“Gigantic” waves swamped parts of a key U.S. military facility in the middle of the Pacific Ocean last weekend, causing damage that will take months to repair, according to a U.S. Army report.
A video posted on X showed the terrifying surge of water rushing into a dining facility on Roi-Namur island, the second-largest island of Kwajalein Atoll, which hosts a U.S. military ballistic missile defense test site in the Republic of the Marshall Islands.
The rushing water broke down doors and windows and pushed furniture around the facility as it reached near ceiling height in the video.
“Get out of here,” one person could be heard yelling just before the power cuts out and darkness envelops the facility at around 9 pm Saturday.
In a video posted on Facebook, Col Drew Morgan, commander of U.S. Army Garrison-Kwajalein Atoll (USAG-KT), said there were only minor injuries from the “unpredicted, gigantic waves” that washed over the north point of the tiny island.
But the U.S. Army report said damage to the island’s infrastructure was extensive.
“Multiple areas on the island are under water,” according to the Army statement, which was posted and accompanied by an aerial photo taken on January 21 that shows extensive flooding on Roi-Namur.

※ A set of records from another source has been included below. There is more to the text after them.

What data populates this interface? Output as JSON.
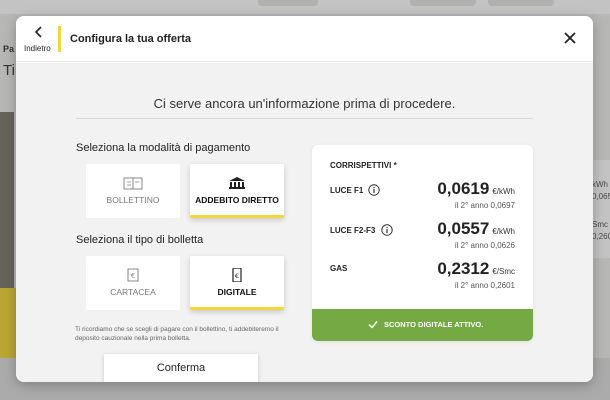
{
  "background": {
    "left_partial_texts": [
      "Pa",
      "Ti"
    ],
    "right_partial_texts": [
      "kWh",
      "0,065",
      "Smc",
      "0,260"
    ]
  },
  "modal": {
    "back_label": "Indietro",
    "title": "Configura la tua offerta",
    "subtitle": "Ci serve ancora un'informazione prima di procedere.",
    "payment": {
      "label": "Seleziona la modalità di pagamento",
      "options": [
        {
          "label": "BOLLETTINO",
          "icon": "bill-icon",
          "selected": false
        },
        {
          "label": "ADDEBITO DIRETTO",
          "icon": "bank-icon",
          "selected": true
        }
      ]
    },
    "bill_type": {
      "label": "Seleziona il tipo di bolletta",
      "options": [
        {
          "label": "CARTACEA",
          "icon": "paper-icon",
          "selected": false
        },
        {
          "label": "DIGITALE",
          "icon": "mobile-icon",
          "selected": true
        }
      ]
    },
    "note": "Ti ricordiamo che se scegli di pagare con il bollettino, ti addebiteremo il deposito cauzionale nella prima bolletta.",
    "confirm_label": "Conferma",
    "prices": {
      "title": "CORRISPETTIVI *",
      "rows": [
        {
          "name": "LUCE F1",
          "value": "0,0619",
          "unit": "€/kWh",
          "second_year": "il 2° anno 0,0697",
          "info": true
        },
        {
          "name": "LUCE F2-F3",
          "value": "0,0557",
          "unit": "€/kWh",
          "second_year": "il 2° anno 0,0626",
          "info": true
        },
        {
          "name": "GAS",
          "value": "0,2312",
          "unit": "€/Smc",
          "second_year": "il 2° anno 0,2601",
          "info": false
        }
      ],
      "discount_label": "SCONTO DIGITALE ATTIVO."
    }
  },
  "colors": {
    "accent_yellow": "#f2d53c",
    "green": "#74a944"
  }
}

The runway on the island, home to 120 personnel, needed to be cleared so recovery operations could begin, according to the statement from USAG-KT.
The island’s housing, automotive complex, theatre and chapel were damaged, it said.
“Operation Roi Recovery could take months to complete,” the Army said.
The report did not mention any damage to military infrastructure.
CNN meteorologist Robert Shackelford said the video appeared to show a “rogue wave,” which the National Weather Service defines as “unusually large waves appearing in a set of smaller waves.”
The weather service says rogue waves are unpredictable, are at least twice the size of surrounding waves and can come from directions other than the prevailing wind and wave patterns.
Shackelford said the effects of rogue waves are exacerbated by rising sea levels brought on by climate change.
“The impacts of these waves are also more strongly felt across low-lying islands, which includes the Marshall Islands,” he said.
The U.S. Geological Survey says the maximum elevation of Roi-Namur is less than four metres (13 feet).
The island is tiny, with a total area of a total area of about 2.5 square kilometers (about 1 square mile), it says.
It’s also remote, about 3,900 kilometers (2,100 miles) southwest of Hawaii and just 9 degrees’ latitude north of the equator.
That makes it an excellent location for missile testing and detection, according to the U.S. Army’s Space and Missile Defense Command, which operates the Ronald Reagan Ballistic Missile Defense Test Site on Kwajalein.
“Radar, optical and telemetry sensors on the atoll support missile testing, missile launches, space reconnaissance and surveillance operations, and science experiments for the Department of Defense and multiple other government agencies,” the Army says in a profile of the test site.
It is also a key site for monitoring foreign space and missile activity, the profile says.
“With first visibility of most launches out of Euro-Asia, RTS provides critical orbital information on new foreign launches in support of the U.S. Strategic Command.” About 1,300 Americans live and work on Kwajalein Atoll in total, according to the Army.